(Website and app data records)

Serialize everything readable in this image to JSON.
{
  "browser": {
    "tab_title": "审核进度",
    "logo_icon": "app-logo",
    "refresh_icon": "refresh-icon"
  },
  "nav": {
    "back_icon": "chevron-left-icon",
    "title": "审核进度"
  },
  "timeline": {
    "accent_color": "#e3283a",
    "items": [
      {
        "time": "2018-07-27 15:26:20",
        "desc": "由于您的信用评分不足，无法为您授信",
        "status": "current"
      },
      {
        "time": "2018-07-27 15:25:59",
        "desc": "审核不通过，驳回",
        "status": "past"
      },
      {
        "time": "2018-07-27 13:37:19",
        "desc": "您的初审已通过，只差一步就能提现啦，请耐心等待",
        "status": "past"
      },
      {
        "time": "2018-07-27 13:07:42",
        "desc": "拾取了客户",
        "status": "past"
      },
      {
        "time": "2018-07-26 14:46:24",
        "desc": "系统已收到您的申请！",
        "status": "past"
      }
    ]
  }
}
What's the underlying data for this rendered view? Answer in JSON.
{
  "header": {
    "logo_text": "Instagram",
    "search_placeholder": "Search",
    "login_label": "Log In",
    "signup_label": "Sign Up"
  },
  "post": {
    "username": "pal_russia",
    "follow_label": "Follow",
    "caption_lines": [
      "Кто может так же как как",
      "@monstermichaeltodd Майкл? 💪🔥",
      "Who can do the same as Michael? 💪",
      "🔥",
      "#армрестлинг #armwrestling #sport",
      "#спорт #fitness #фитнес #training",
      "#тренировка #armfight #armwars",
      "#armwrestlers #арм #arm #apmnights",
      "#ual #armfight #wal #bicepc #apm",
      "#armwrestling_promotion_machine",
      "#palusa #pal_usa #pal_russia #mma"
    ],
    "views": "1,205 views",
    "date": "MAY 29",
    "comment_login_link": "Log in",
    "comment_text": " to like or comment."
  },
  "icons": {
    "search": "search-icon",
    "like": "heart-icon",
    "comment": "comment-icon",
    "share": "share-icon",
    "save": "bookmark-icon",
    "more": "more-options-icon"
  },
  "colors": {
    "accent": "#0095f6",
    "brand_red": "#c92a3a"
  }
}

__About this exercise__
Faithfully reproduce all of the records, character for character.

__Task answer__
Serialize everything readable in this image to JSON.
{
  "browser": {
    "tab_title": "审核进度",
    "logo_icon": "app-logo",
    "refresh_icon": "refresh-icon"
  },
  "nav": {
    "back_icon": "chevron-left-icon",
    "title": "审核进度"
  },
  "timeline": {
    "accent_color": "#e3283a",
    "items": [
      {
        "time": "2018-07-27 15:26:20",
        "desc": "由于您的信用评分不足，无法为您授信",
        "status": "current"
      },
      {
        "time": "2018-07-27 15:25:59",
        "desc": "审核不通过，驳回",
        "status": "past"
      },
      {
        "time": "2018-07-27 13:37:19",
        "desc": "您的初审已通过，只差一步就能提现啦，请耐心等待",
        "status": "past"
      },
      {
        "time": "2018-07-27 13:07:42",
        "desc": "拾取了客户",
        "status": "past"
      },
      {
        "time": "2018-07-26 14:46:24",
        "desc": "系统已收到您的申请！",
        "status": "past"
      }
    ]
  }
}
What's the underlying data for this rendered view? Answer in JSON.
{
  "header": {
    "logo_text": "Instagram",
    "search_placeholder": "Search",
    "login_label": "Log In",
    "signup_label": "Sign Up"
  },
  "post": {
    "username": "pal_russia",
    "follow_label": "Follow",
    "caption_lines": [
      "Кто может так же как как",
      "@monstermichaeltodd Майкл? 💪🔥",
      "Who can do the same as Michael? 💪",
      "🔥",
      "#армрестлинг #armwrestling #sport",
      "#спорт #fitness #фитнес #training",
      "#тренировка #armfight #armwars",
      "#armwrestlers #арм #arm #apmnights",
      "#ual #armfight #wal #bicepc #apm",
      "#armwrestling_promotion_machine",
      "#palusa #pal_usa #pal_russia #mma"
    ],
    "views": "1,205 views",
    "date": "MAY 29",
    "comment_login_link": "Log in",
    "comment_text": " to like or comment."
  },
  "icons": {
    "search": "search-icon",
    "like": "heart-icon",
    "comment": "comment-icon",
    "share": "share-icon",
    "save": "bookmark-icon",
    "more": "more-options-icon"
  },
  "colors": {
    "accent": "#0095f6",
    "brand_red": "#c92a3a"
  }
}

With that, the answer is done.